Also in this Issue

Duncan Luce Wins National Medal of Science

Criteria for the National Medal of Science award include an individual's total impact, significant achievements, distinguished service to advancing science and engineering, and peer recognition.

By Roberta L. Klatzky

The National Medal of Science has been given to more than 400 distinguished recipients for their contributions to science and engineering. Although initially restricted to the physical, biological, mathematical, or engineering sciences, the domain was expanded by Congress in 1980 to include the social and behavioral sciences. Criteria for the award include an individual's total impact, significant achievements, distinguished service to advancing science and engineering, and peer recognition. This year's recipient, Duncan Luce, exemplifies every one of those criteria. The award joins many other honors awarded to Luce, including election to the American Academy of Arts and Sciences, the National Academy of Sciences and the American Philosophical Society, the 2004 Norman Anderson Award of the Society of Experimental Psychologists, the 2003 Frank P. Ramsey Medal of the Decision Analysis Society and the 2001 Gold Medal for Life Achievement in the Science of Psychology of the American Psychological Foundation.

Luce received a Mathematics PhD in 1950 from the Massachusetts Institute of Technology. His university appointments have included Columbia, Harvard, the University of Pennsylvania, and UC Irvine.

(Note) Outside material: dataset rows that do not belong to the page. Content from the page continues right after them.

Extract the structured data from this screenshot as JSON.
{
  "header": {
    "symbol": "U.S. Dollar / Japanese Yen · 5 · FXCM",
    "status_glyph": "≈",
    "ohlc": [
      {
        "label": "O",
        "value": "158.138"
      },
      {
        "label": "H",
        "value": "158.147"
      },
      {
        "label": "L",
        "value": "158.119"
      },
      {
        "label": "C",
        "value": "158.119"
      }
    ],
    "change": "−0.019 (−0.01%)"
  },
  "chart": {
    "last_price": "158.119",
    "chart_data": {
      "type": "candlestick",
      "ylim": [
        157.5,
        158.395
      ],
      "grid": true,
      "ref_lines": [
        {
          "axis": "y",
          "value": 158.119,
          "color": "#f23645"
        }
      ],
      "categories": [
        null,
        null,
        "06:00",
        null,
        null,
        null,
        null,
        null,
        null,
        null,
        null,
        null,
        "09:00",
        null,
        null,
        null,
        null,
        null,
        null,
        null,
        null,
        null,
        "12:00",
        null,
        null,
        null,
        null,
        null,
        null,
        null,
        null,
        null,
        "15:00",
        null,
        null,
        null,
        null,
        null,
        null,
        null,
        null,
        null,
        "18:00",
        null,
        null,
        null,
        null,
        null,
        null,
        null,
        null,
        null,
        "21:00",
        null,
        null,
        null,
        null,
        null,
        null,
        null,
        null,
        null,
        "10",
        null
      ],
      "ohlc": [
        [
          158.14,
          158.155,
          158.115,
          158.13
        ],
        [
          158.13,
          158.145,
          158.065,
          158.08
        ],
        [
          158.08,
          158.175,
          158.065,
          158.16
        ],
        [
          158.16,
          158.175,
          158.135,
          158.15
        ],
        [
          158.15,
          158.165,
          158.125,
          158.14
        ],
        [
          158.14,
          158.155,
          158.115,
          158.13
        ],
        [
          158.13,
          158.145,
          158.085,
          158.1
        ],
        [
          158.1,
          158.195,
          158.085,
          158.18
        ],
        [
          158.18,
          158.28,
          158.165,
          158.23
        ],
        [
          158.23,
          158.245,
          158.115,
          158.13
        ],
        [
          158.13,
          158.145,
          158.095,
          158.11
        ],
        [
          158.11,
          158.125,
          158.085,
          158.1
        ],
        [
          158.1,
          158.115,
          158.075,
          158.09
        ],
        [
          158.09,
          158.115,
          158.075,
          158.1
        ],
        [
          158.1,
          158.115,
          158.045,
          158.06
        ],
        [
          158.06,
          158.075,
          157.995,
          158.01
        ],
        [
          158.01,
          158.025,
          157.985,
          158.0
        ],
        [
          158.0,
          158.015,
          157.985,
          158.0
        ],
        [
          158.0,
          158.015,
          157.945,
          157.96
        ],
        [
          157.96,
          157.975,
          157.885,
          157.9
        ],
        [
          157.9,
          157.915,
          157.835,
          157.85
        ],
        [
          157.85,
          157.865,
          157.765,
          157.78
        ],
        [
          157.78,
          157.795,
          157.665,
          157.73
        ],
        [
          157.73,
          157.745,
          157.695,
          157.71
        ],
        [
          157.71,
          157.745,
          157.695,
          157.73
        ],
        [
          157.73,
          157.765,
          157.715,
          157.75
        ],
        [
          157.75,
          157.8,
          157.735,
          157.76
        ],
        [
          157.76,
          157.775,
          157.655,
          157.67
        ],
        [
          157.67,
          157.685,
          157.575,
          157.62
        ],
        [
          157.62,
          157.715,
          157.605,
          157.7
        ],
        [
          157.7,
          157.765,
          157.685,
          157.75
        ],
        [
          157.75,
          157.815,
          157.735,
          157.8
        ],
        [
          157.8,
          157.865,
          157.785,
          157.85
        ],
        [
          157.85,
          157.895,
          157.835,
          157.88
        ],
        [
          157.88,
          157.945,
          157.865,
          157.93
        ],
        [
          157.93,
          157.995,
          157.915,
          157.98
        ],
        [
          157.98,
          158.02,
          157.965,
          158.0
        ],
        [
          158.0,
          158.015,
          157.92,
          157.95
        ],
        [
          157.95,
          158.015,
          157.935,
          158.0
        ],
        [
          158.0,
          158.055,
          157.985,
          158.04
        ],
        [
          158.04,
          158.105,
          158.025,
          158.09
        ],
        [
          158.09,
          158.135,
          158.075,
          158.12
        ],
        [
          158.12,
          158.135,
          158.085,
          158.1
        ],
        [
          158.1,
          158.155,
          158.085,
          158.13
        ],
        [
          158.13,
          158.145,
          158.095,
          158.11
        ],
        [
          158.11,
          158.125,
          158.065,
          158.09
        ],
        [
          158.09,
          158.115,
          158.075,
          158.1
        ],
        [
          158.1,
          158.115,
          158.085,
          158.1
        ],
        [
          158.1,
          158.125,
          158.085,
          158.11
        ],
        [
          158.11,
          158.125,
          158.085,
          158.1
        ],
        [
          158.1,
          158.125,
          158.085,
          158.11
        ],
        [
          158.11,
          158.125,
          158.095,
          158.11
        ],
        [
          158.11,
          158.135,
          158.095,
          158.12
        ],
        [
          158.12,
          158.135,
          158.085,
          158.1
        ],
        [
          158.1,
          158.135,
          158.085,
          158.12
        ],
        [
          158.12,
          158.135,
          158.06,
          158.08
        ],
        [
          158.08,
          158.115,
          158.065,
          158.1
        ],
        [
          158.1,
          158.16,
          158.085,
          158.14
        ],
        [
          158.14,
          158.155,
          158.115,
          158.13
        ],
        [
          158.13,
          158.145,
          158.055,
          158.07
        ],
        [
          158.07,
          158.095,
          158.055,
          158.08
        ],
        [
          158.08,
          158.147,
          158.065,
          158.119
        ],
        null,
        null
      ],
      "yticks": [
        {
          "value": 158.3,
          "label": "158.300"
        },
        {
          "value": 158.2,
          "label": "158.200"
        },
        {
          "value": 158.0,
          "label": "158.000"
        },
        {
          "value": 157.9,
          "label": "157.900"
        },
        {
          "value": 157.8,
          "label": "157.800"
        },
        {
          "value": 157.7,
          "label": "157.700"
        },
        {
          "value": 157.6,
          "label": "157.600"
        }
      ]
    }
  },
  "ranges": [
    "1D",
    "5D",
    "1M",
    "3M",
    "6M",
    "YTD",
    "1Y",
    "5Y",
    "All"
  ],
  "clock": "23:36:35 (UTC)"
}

In 1988 he founded and assumed the directorship of the UCI Institute for Mathematical Behavioral Sciences, which he headed for 10 years. Currently he is UCI Distinguished Research Professor Emeritus of Cognitive Sciences and Economics.

Luce's work is both theoretical and empirical and above all, mathematically infused. It crosses boundaries among psychology, mathematics, and economics, always with an eye to understanding human behavior from a rigorous theoretical perspective. When asked to cite some of his research contributions that were "favorite children," Luce's list revealed the breadth of his contributions: reanalysis of Fechner's scaling method, the choice axiom, additive conjoint measurement (with J. W. Tukey), contributions to games and decision making, and his book Response Times. Of the choice axiom, which commonly bears his name, he noted that it is important not because it is always right - "it isn't" - but because it both provided a somewhat novel framework for thinking about probabilities and inspired others to study and apply several variants.

Luce also cited as career highlights the Handbook of Mathematical Psychology (with R. R. Bush and E. Galanter) and Foundations of Measurement (with D. H. Krantz, P. Suppes, and A. Tversky), both published as three-volume sets. He has had a number of significant collaborations, including two decades of interaction with Louis Narens on fundamental aspects of measurement and recent association with A. A. J. Marley and several functional equations experts, especially János Aczél and C. T. Ng, on issues of measurement in utility theory and psychophysics.

Although the National Medal of Science is given in the category of "Behavioral or Social Sciences," a perusal of winners from psychology reveals a heavy emphasis on mathematical theorizers, including William Estes, Patrick Suppes, Roger Shepard, and Herbert Simon. Perhaps this is because the representatives of science and engineering who constitute the award committee see common ground with the methods of mathematical psychology, Luce conjectured. The mathematical approach, he suggested, points to one of the challenges facing psychological science today, namely, the lack of unified ideas and themes.

"Physicists agree on several - three or four - theoretical problems to attack; in psychology every theorist has a view." The lack of consensus, said Luce, may reflect the field's tendency to pursue research that rejects null hypotheses. He indicated that Psychology is perhaps one of a few sciences to focus mostly on the goal of rejecting something, rather than finding out what is approximately true. Mathematical psychology, on the other hand, tends to rely on model fitting and evaluation, an approach that intrinsically seeks to accept a null hypothesis that is framed by the model itself, that is, by its axioms and mechanisms. If the model is rejected, it's "back to the drawing board." Of course, issues of sample size and power are important in model testing and must be taken into account, but the goal of the model builder is to construct a "proper" model, not to reject an improper one. The broad impact of Luce's work attests to the value of the modeling approach.